Last week, Ann wrote about childhood memories in a (perfume) bottle, and I commented that CB I Hate Perfume’s 1966 At The Beach and Annick Goutal’s Eau de Camille were perfect distillations of my childhood summers. That wasn’t the first time I’d thought of Eau de Camille recently. Each spring, when the New England snow starts to recede, I celebrate with spritzes of Eau de Camille. The notes are ivy, privet tree, honeysuckle, seringa (lilac), and cut grass. Eau de Camille offers a realistic crisp green beginning: the dark green of ivy, perhaps, though to my nose it’s a blissful mix of shrubbery and grass against a backdrop of tiny white flowers. Privet hedges, to be exact: the hedges that lined the lanes of the Long Island town I spent summers in decades ago. Privet has extraordinarily fragrant white blossoms in early summer, and Eau de Camille captures that perfect childhood moment of walking home after a hot day, leafy trees offering shade overhead, the smell of freshly cut lawns in the air, and that intoxicating scent of privet: the deep green of the hedge leaves, the pure sweetness of the flowers. I don’t get lilac or honeysuckle, though others may; I get privet, in bloom, and grass.

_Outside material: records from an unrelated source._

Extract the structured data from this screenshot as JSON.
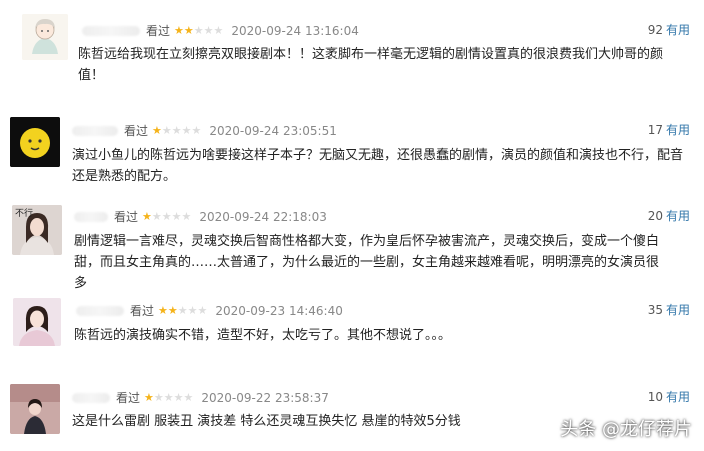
{
  "reviews": [
    {
      "label": "看过",
      "rating": 2,
      "time": "2020-09-24 13:16:04",
      "useful_count": "92",
      "useful_text": "有用",
      "content": "陈哲远给我现在立刻擦亮双眼接剧本！！这袤脚布一样毫无逻辑的剧情设置真的很浪费我们大帅哥的颜值！"
    },
    {
      "label": "看过",
      "rating": 1,
      "time": "2020-09-24 23:05:51",
      "useful_count": "17",
      "useful_text": "有用",
      "content": "演过小鱼儿的陈哲远为啥要接这样子本子？无脑又无趣，还很愚蠢的剧情，演员的颜值和演技也不行，配音还是熟悉的配方。"
    },
    {
      "label": "看过",
      "rating": 1,
      "time": "2020-09-24 22:18:03",
      "useful_count": "20",
      "useful_text": "有用",
      "content": "剧情逻辑一言难尽，灵魂交换后智商性格都大变，作为皇后怀孕被害流产，灵魂交换后，变成一个傻白甜，而且女主角真的……太普通了，为什么最近的一些剧，女主角越来越难看呢，明明漂亮的女演员很多"
    },
    {
      "label": "看过",
      "rating": 2,
      "time": "2020-09-23 14:46:40",
      "useful_count": "35",
      "useful_text": "有用",
      "content": "陈哲远的演技确实不错，造型不好，太吃亏了。其他不想说了。。。"
    },
    {
      "label": "看过",
      "rating": 1,
      "time": "2020-09-22 23:58:37",
      "useful_count": "10",
      "useful_text": "有用",
      "content": "这是什么雷剧 服装丑 演技差 特么还灵魂互换失忆 悬崖的特效5分钱"
    }
  ],
  "watermark": "头条 @龙仔荐片",
  "colors": {
    "star_on": "#f5b31a",
    "star_off": "#dddddd",
    "useful_link": "#3377aa"
  }
}
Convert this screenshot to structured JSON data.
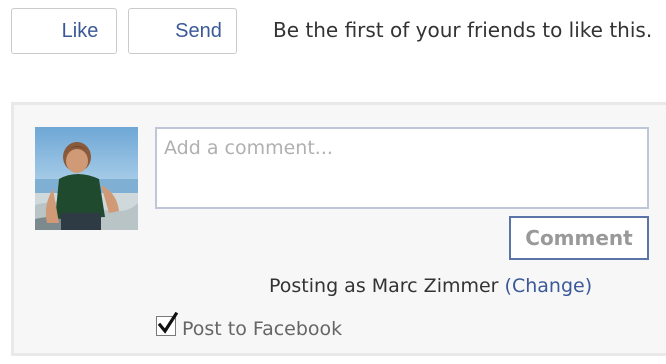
{
  "actions": {
    "like_label": "Like",
    "send_label": "Send"
  },
  "social": {
    "friends_text": "Be the first of your friends to like this."
  },
  "comment": {
    "placeholder": "Add a comment...",
    "submit_label": "Comment",
    "posting_as_prefix": "Posting as Marc Zimmer",
    "change_label": "(Change)",
    "post_to_label": "Post to Facebook",
    "post_to_checked": true
  },
  "icons": {
    "avatar": "user-avatar-photo",
    "checkbox": "checkmark-icon"
  },
  "colors": {
    "link": "#3b5998",
    "border": "#bdc7d8",
    "panel_bg": "#f7f7f7"
  }
}
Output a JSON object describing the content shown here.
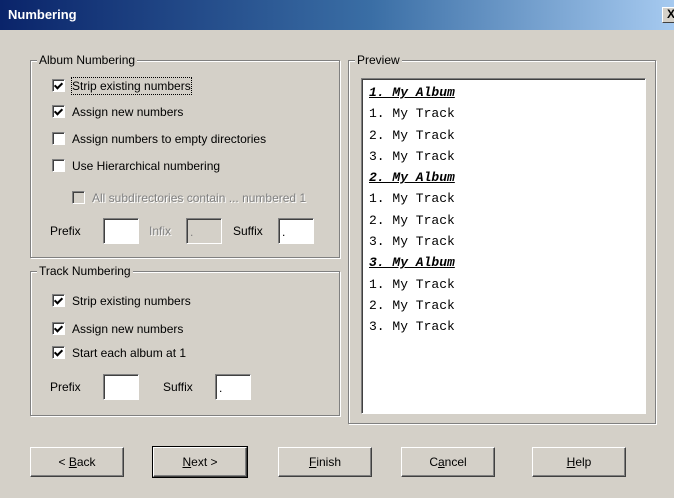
{
  "window": {
    "title": "Numbering",
    "close_label": "X"
  },
  "album_numbering": {
    "legend": "Album Numbering",
    "options": [
      {
        "label": "Strip existing numbers",
        "checked": true,
        "enabled": true
      },
      {
        "label": "Assign new numbers",
        "checked": true,
        "enabled": true
      },
      {
        "label": "Assign numbers to empty directories",
        "checked": false,
        "enabled": true
      },
      {
        "label": "Use Hierarchical numbering",
        "checked": false,
        "enabled": true
      },
      {
        "label": "All subdirectories contain ... numbered 1",
        "checked": false,
        "enabled": false
      }
    ],
    "prefix_label": "Prefix",
    "prefix_value": "",
    "infix_label": "Infix",
    "infix_value": ".",
    "suffix_label": "Suffix",
    "suffix_value": "."
  },
  "track_numbering": {
    "legend": "Track Numbering",
    "options": [
      {
        "label": "Strip existing numbers",
        "checked": true
      },
      {
        "label": "Assign new numbers",
        "checked": true
      },
      {
        "label": "Start each album at 1",
        "checked": true
      }
    ],
    "prefix_label": "Prefix",
    "prefix_value": "",
    "suffix_label": "Suffix",
    "suffix_value": "."
  },
  "preview": {
    "legend": "Preview",
    "lines": [
      {
        "text": "1. My Album",
        "album": true
      },
      {
        "text": "1. My Track",
        "album": false
      },
      {
        "text": "2. My Track",
        "album": false
      },
      {
        "text": "3. My Track",
        "album": false
      },
      {
        "text": "2. My Album",
        "album": true
      },
      {
        "text": "1. My Track",
        "album": false
      },
      {
        "text": "2. My Track",
        "album": false
      },
      {
        "text": "3. My Track",
        "album": false
      },
      {
        "text": "3. My Album",
        "album": true
      },
      {
        "text": "1. My Track",
        "album": false
      },
      {
        "text": "2. My Track",
        "album": false
      },
      {
        "text": "3. My Track",
        "album": false
      }
    ]
  },
  "buttons": {
    "back": "< Back",
    "next": "Next >",
    "finish": "Finish",
    "cancel": "Cancel",
    "help": "Help"
  }
}
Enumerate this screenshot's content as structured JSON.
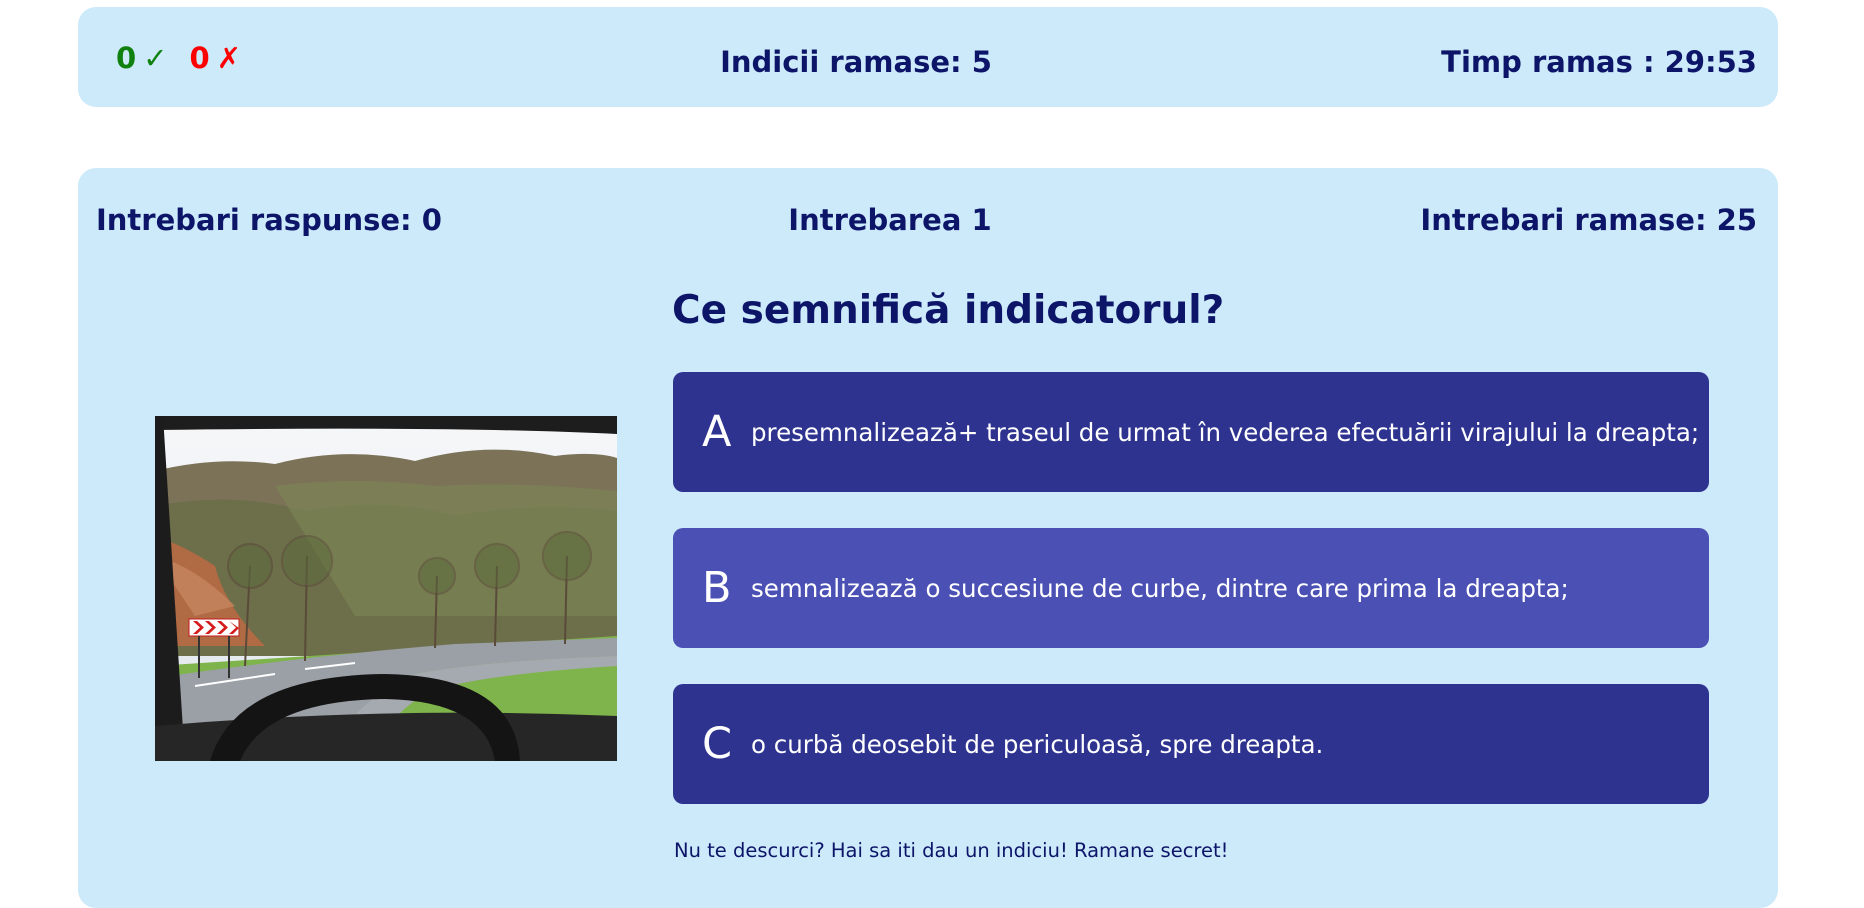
{
  "header": {
    "correct_count": "0",
    "correct_symbol": "✓",
    "wrong_count": "0",
    "wrong_symbol": "✗",
    "hints_text": "Indicii ramase: 5",
    "timer_text": "Timp ramas : 29:53"
  },
  "quiz": {
    "answered_text": "Intrebari raspunse: 0",
    "question_number_text": "Intrebarea 1",
    "remaining_text": "Intrebari ramase: 25",
    "question": "Ce semnifică indicatorul?",
    "answers": [
      {
        "letter": "A",
        "text": "presemnalizează+ traseul de urmat în vederea efectuării virajului la dreapta;"
      },
      {
        "letter": "B",
        "text": "semnalizează o succesiune de curbe, dintre care prima la dreapta;"
      },
      {
        "letter": "C",
        "text": "o curbă deosebit de periculoasă, spre dreapta."
      }
    ],
    "hint_link": "Nu te descurci? Hai sa iti dau un indiciu! Ramane secret!"
  },
  "colors": {
    "panel_bg": "#cdeafa",
    "title_text": "#0d1569",
    "correct": "#10800f",
    "wrong": "#ff0000",
    "answer_dark": "#2e3390",
    "answer_light": "#4b50b4"
  },
  "image": {
    "subject": "windshield-view-road-with-chevron-sign"
  }
}
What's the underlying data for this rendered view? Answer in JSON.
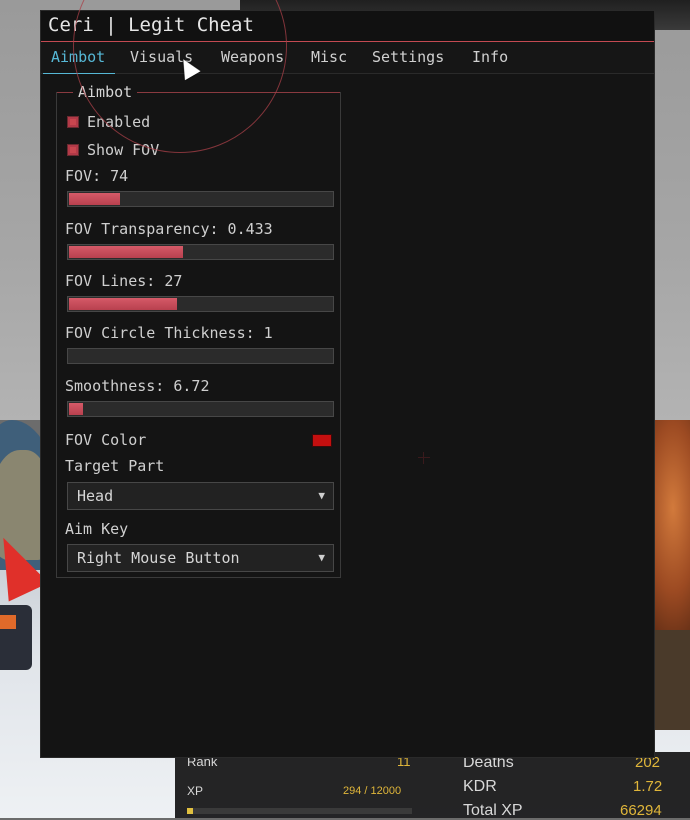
{
  "window": {
    "title": "Ceri | Legit Cheat"
  },
  "tabs": [
    "Aimbot",
    "Visuals",
    "Weapons",
    "Misc",
    "Settings",
    "Info"
  ],
  "active_tab": "Aimbot",
  "aimbot": {
    "group_title": "Aimbot",
    "enabled": {
      "label": "Enabled",
      "checked": true
    },
    "show_fov": {
      "label": "Show FOV",
      "checked": true
    },
    "fov": {
      "label": "FOV: 74",
      "fill": 0.195
    },
    "fov_transparency": {
      "label": "FOV Transparency: 0.433",
      "fill": 0.433
    },
    "fov_lines": {
      "label": "FOV Lines: 27",
      "fill": 0.41
    },
    "fov_circle_thickness": {
      "label": "FOV Circle Thickness: 1",
      "fill": 0.0
    },
    "smoothness": {
      "label": "Smoothness: 6.72",
      "fill": 0.055
    },
    "fov_color": {
      "label": "FOV Color",
      "color": "#c40f0f"
    },
    "target_part": {
      "label": "Target Part",
      "value": "Head"
    },
    "aim_key": {
      "label": "Aim Key",
      "value": "Right Mouse Button"
    }
  },
  "hud": {
    "rank_label": "Rank",
    "rank_value": "11",
    "deaths_label": "Deaths",
    "deaths_value": "202",
    "xp_label": "XP",
    "xp_value": "294 / 12000",
    "xp_progress": 0.0245,
    "kdr_label": "KDR",
    "kdr_value": "1.72",
    "total_xp_label": "Total XP",
    "total_xp_value": "66294"
  },
  "colors": {
    "accent": "#c44a52",
    "active_tab": "#56b8d6",
    "slider_fill": "#c84a5a",
    "hud_value": "#e0b63a"
  }
}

The scent of childhood summers. (There is a perfume called Privet Bloom by Hampton Sun, which also explores the smell of those privet hedges—but it is much harsher, with none of Eau de Camille’s effortless grace.)
I bought Eau de Camille first in my early 20s, back when the Annick Goutal SAs insisted on spraying the scents into the big gold caps for you to sniff (maybe they still do), which seemed quite mysterious. I remember Eau de Camille smelled like no perfume I’d tried before. (This was in the early ‘90s, mind you, and Eau de Camille was almost shocking in its elegant clarity compared to the other perfumes cluttering the counters at Saks, like Giorgio and Eternity and Calyx.) A sniff of Eau de Camille summoned up a hidden garden behind an ivy-laden door: dark, green, dreamy. Like many of the Annick Goutal fragrances, Eau de Camille is in no way overpowering, but neither is it simple: it has a roundness that makes the scent experience feel complete. While there are no hard edges to Eau de Camille, it’s more than just a pretty face: I wear it every spring and always receive compliments, but if you spray it on a gloomy mid-winter day, it’s better than a dose of antidepressants.
This spring, I realized that for the past year or so I’d seemed to like the idea of Eau de Camille better than the fragrance itself: I thought about spraying, but often did not. On the rare occasions I did wear it, I realized I wasn’t enjoying it as much as I expected to. It finally occurred to me that my bottle might have turned. The juice was quite gold in color—different from the picture on the AG website—and that, combined with my odd reluctance to wear it, made me decide to invest in a new bottle. It wasn’t an easy decision, as money is tight these days and a gigando bottle of Eau de Camille requires more of a financial commitment than was needed in the old days, when you could get tiny travel bottles—often as gifts with purchase. But I bought one anyway, and I’m so glad I did: it smells distinctly different than the juice in my 7-year-old bottle. So that’s just a note to anyone who sniffs this at a counter: make sure they’ve got a newish bottle going. I remember lots of online chatter in the past about the fragility of AG fragrances, and my experience with Eau de Camille reinforces that.
I should point out that not everyone loves Eau de Camille—and not everyone agrees that it’s ageless. Arielle recently included it in her list of “First Fragrances” for young women, and while I certainly agree with that, I think anyone with a love for privet could wear this with pleasure. If you look farther back into the annals of Perfume Posse, you’ll find that March did a mini review of Eau de Camille several years ago, and I believe her conclusion was essentially “Eau de Vomit.” So consider yourself warned! Be sure to test it before you commit to the enormous 100-ml bottle, the only size sold these days.
Annick Goutal Eau de Camille is available as an eau de toilette in 100-ml bottles for $120.00 at Saks, Nordstrom, Neiman Marcus, Bergdorf Goodman, and Lucky Scent. You can also find it at online discount stores galore; but given my recent experience with a turned bottle, I would be wary of such sources, since gawd knows how long their bottles sit around before being bought. (Then again, you might get lucky!) My spritzes, for this review, came from my own bottle, bought a few months ago from Neiman Marcus online.
Photo: Gap Gardens/Carole Drake